There is a quaint but serious by-play to the drama of the “Supreme Court crisis” around the issues of an impeachment attempt against Chief Justice Reynato Puno and the impending constitutional tussle about charter change. This is the call by many well-meaning citizens and citizen groups for CJ Puno to run for president in the 2010 elections.
At its face, this has a certain appeal, particularly for those who are fed up with traditional politicians. However, a deeper appreciation of the initiative should bring out the following observations: one, that this will not positively impact the current political battle to ensure an independent Supreme Court; two, it places the chief justice in a dilemma–any positive response to the clamor will ironically brand him as a partisan justice; and three, it will contribute to the argument of those who want him out in the sense that it provided an opening to brand him as playing to a partisan gallery.

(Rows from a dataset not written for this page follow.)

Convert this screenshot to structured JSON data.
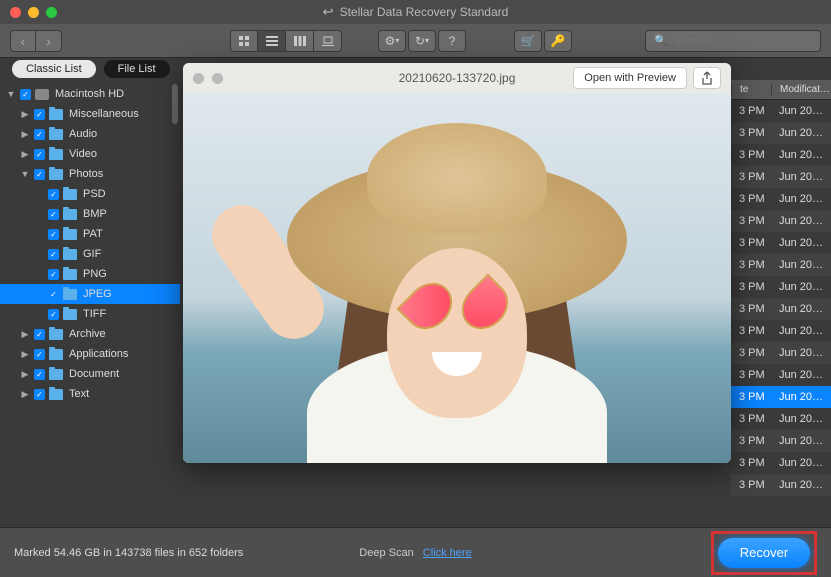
{
  "app": {
    "title": "Stellar Data Recovery Standard"
  },
  "toolbar": {
    "search_placeholder": "Search"
  },
  "tabs": {
    "classic": "Classic List",
    "file": "File List"
  },
  "cols": {
    "date_hdr": "te",
    "mod_hdr": "Modificat…"
  },
  "tree": {
    "root": "Macintosh HD",
    "misc": "Miscellaneous",
    "audio": "Audio",
    "video": "Video",
    "photos": "Photos",
    "psd": "PSD",
    "bmp": "BMP",
    "pat": "PAT",
    "gif": "GIF",
    "png": "PNG",
    "jpeg": "JPEG",
    "tiff": "TIFF",
    "archive": "Archive",
    "applications": "Applications",
    "document": "Document",
    "text": "Text"
  },
  "preview": {
    "filename": "20210620-133720.jpg",
    "open_btn": "Open with Preview"
  },
  "rows": [
    {
      "t": "3 PM",
      "m": "Jun 20…"
    },
    {
      "t": "3 PM",
      "m": "Jun 20…"
    },
    {
      "t": "3 PM",
      "m": "Jun 20…"
    },
    {
      "t": "3 PM",
      "m": "Jun 20…"
    },
    {
      "t": "3 PM",
      "m": "Jun 20…"
    },
    {
      "t": "3 PM",
      "m": "Jun 20…"
    },
    {
      "t": "3 PM",
      "m": "Jun 20…"
    },
    {
      "t": "3 PM",
      "m": "Jun 20…"
    },
    {
      "t": "3 PM",
      "m": "Jun 20…"
    },
    {
      "t": "3 PM",
      "m": "Jun 20…"
    },
    {
      "t": "3 PM",
      "m": "Jun 20…"
    },
    {
      "t": "3 PM",
      "m": "Jun 20…"
    },
    {
      "t": "3 PM",
      "m": "Jun 20…"
    },
    {
      "t": "3 PM",
      "m": "Jun 20…"
    },
    {
      "t": "3 PM",
      "m": "Jun 20…"
    },
    {
      "t": "3 PM",
      "m": "Jun 20…"
    },
    {
      "t": "3 PM",
      "m": "Jun 20…"
    },
    {
      "t": "3 PM",
      "m": "Jun 20…"
    }
  ],
  "footer": {
    "status": "Marked 54.46 GB in 143738 files in 652 folders",
    "deep_label": "Deep Scan",
    "deep_link": "Click here",
    "recover": "Recover"
  }
}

I think we should leave him alone–at least for now. He should be able to concentrate on the various challenges the Court is facing. We should support his initiatives in this direction and not distract him from it.
Chief Justice Puno as president is a tempting possibility. However, it has its day and time–not now, not in the midst of the struggle to maintain the Court’s independence and credibility. It is untimely and may even have the effect of a political trap to give renewed vigor to a rumored impeachment move against him.